This depends on the complexity of your particular case and if it goes to litigation rather than being settled out of court with the at-fault party’s insurance company. Negotiations require a collection of eyewitness testimony, police reports, and other documents relating to the incident and the insurance claims being made before talks occur. As such, pre-litigation negotiations alone can take anywhere from a few weeks to six months.
Most cases will be settled out of court through negotiations, but there are always exceptions. If it goes to litigation, the legal process of discovery will begin as the courts attempt to discover the truth. This process may take anywhere from a few months to an entire year, and negotiations will continue during this period as cases become clearer.
Once discovery has taken place, all relevant information and arguments will be presented to a judge and jury for consideration. Your attorney will work to prove the validity and strength of your claims before an impartial set of arbitrators, and this process may take several months to a year as well. Finally, if a judgment is rendered by the court without a negotiated settlement, either party which disagrees with the ruling may appeal it to a higher court for consideration.
All in all, the settlement process could take anywhere from a few months to several years depending on the complexity of a case.
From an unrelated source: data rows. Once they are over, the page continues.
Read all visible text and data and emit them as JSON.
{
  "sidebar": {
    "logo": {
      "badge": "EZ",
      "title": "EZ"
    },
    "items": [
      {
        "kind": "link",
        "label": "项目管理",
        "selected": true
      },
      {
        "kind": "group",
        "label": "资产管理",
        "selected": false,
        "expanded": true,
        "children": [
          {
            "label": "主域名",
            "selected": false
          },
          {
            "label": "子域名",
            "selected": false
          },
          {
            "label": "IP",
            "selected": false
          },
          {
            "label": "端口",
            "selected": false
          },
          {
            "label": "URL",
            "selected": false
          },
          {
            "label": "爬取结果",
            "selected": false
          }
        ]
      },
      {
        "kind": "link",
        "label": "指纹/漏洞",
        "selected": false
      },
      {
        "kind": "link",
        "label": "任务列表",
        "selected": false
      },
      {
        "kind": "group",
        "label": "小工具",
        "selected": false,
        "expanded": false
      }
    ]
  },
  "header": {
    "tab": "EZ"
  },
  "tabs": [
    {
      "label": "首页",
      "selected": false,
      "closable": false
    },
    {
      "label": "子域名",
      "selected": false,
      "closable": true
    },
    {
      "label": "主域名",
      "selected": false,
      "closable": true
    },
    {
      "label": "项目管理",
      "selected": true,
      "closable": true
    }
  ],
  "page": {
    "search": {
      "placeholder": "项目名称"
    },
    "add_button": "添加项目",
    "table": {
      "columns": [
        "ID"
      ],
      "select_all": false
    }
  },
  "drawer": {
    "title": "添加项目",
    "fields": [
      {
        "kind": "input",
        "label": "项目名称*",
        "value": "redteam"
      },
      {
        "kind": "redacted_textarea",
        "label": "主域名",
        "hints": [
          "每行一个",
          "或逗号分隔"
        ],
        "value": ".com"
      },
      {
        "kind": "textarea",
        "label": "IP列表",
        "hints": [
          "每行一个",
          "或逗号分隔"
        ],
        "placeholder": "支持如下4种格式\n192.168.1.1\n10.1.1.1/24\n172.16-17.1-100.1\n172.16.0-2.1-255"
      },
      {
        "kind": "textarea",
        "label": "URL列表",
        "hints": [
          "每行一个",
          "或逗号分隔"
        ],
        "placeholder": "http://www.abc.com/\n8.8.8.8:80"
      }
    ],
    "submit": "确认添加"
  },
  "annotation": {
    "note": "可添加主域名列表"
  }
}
However, do not be persuaded by an insurance company to accept a quick and easy settlement before speaking with an attorney. By accepting settlement, you give up your right to pursue further legal action in the matter, even if you are underpaid for the injuries sustained. Always speak with an attorney experienced in personal injury cases and boating accident cases before making key decisions.
In certain cases, negligence by state officials in operating and maintaining waterways and lakes which leads to boating accidents can leave the state liable for injuries. However, New Jersey has certain protections against claims that may limit or eliminate the government’s liability for these injuries. You should take the time to seek legal consultation in these manners, as it can be especially difficult in these cases to determine if liability means that you will receive compensation.
What Should I Do if I’ve Been Injured in a Boating Accident?
If you or a loved one have been injured in a boating accident, contact Rosenblum Law for a free, no-obligation consultation today. Our experienced NJ personal injury attorneys can analyze the situation and negotiate the best possible settlement for you. Call 888-815-3649 or email us today.